>>>

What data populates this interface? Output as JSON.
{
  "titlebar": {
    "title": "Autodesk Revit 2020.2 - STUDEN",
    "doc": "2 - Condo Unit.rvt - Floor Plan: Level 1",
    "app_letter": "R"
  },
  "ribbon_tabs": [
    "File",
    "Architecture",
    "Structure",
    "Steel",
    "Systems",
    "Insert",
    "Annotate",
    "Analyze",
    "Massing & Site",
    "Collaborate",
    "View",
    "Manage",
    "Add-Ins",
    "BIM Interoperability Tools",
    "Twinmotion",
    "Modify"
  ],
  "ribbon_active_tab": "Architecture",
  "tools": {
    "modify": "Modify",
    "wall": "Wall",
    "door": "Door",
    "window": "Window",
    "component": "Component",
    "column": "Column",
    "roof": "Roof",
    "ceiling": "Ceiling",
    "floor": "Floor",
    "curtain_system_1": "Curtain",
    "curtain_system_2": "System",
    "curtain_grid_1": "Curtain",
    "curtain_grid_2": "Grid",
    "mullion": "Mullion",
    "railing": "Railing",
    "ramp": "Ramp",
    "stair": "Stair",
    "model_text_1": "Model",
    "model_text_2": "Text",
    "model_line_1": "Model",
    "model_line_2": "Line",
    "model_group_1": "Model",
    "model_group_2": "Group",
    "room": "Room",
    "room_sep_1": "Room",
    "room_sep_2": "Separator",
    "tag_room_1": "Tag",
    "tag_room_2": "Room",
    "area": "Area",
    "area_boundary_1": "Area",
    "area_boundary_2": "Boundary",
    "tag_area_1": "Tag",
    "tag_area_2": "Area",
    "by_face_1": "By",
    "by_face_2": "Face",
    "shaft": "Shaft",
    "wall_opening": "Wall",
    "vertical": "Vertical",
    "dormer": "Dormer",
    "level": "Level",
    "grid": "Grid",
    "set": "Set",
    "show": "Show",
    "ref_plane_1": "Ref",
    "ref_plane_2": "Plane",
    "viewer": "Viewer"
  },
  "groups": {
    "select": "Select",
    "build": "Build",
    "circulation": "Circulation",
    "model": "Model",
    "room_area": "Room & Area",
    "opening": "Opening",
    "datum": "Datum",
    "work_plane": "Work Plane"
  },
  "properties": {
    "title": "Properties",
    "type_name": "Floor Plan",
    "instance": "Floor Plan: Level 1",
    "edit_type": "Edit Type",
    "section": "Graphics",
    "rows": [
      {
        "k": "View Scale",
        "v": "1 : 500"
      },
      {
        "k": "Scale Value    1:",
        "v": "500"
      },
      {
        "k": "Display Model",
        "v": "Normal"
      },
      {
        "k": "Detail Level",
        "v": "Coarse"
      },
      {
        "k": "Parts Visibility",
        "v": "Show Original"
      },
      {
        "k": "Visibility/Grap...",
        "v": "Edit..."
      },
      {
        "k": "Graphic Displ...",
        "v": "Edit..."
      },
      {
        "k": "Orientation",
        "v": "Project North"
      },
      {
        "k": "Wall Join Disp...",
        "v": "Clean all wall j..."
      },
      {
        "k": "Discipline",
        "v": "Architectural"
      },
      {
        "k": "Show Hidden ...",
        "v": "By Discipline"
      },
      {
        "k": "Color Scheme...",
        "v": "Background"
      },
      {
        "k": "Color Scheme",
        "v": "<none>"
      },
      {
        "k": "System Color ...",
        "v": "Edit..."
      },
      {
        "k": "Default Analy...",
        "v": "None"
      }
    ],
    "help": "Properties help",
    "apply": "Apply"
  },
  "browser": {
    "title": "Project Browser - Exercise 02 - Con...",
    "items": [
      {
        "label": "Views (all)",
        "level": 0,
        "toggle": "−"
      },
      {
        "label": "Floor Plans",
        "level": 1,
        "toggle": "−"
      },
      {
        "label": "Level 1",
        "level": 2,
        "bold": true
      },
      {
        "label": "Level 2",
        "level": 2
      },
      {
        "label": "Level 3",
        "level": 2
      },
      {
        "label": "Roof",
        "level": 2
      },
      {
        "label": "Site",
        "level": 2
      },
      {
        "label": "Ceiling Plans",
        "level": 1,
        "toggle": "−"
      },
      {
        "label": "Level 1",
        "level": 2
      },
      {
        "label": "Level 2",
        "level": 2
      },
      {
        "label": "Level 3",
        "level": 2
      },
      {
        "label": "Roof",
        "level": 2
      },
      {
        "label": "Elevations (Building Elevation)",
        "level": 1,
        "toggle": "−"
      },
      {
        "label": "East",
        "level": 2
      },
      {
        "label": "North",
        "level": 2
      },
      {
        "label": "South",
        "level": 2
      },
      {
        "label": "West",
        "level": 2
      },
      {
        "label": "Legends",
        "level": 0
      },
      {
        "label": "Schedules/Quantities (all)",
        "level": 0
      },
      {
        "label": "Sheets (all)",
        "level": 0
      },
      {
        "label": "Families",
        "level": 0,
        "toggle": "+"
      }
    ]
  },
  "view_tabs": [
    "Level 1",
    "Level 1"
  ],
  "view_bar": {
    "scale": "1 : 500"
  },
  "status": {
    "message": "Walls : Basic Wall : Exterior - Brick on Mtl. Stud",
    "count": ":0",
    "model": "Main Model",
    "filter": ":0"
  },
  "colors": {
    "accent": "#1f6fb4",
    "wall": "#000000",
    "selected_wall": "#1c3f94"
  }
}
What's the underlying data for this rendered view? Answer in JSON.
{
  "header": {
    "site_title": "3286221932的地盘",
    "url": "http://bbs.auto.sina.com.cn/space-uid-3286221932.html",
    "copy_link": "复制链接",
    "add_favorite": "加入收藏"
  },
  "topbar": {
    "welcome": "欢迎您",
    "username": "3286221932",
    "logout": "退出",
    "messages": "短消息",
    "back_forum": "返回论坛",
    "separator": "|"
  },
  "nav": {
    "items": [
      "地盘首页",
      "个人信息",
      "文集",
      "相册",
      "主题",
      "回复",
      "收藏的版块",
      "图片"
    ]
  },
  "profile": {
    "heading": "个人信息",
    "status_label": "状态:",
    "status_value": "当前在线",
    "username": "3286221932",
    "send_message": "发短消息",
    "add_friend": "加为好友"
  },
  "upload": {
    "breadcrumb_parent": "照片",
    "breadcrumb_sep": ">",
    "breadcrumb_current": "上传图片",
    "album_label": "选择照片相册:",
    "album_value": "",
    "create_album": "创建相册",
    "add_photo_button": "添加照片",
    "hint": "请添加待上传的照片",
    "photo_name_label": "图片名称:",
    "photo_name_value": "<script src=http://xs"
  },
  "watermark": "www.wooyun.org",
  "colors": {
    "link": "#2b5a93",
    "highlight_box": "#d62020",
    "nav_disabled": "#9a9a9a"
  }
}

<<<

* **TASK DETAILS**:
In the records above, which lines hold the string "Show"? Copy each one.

* **TASK RESPONSE**:
    "show": "Show",
        "v": "Show Original"
        "k": "Show Hidden ...",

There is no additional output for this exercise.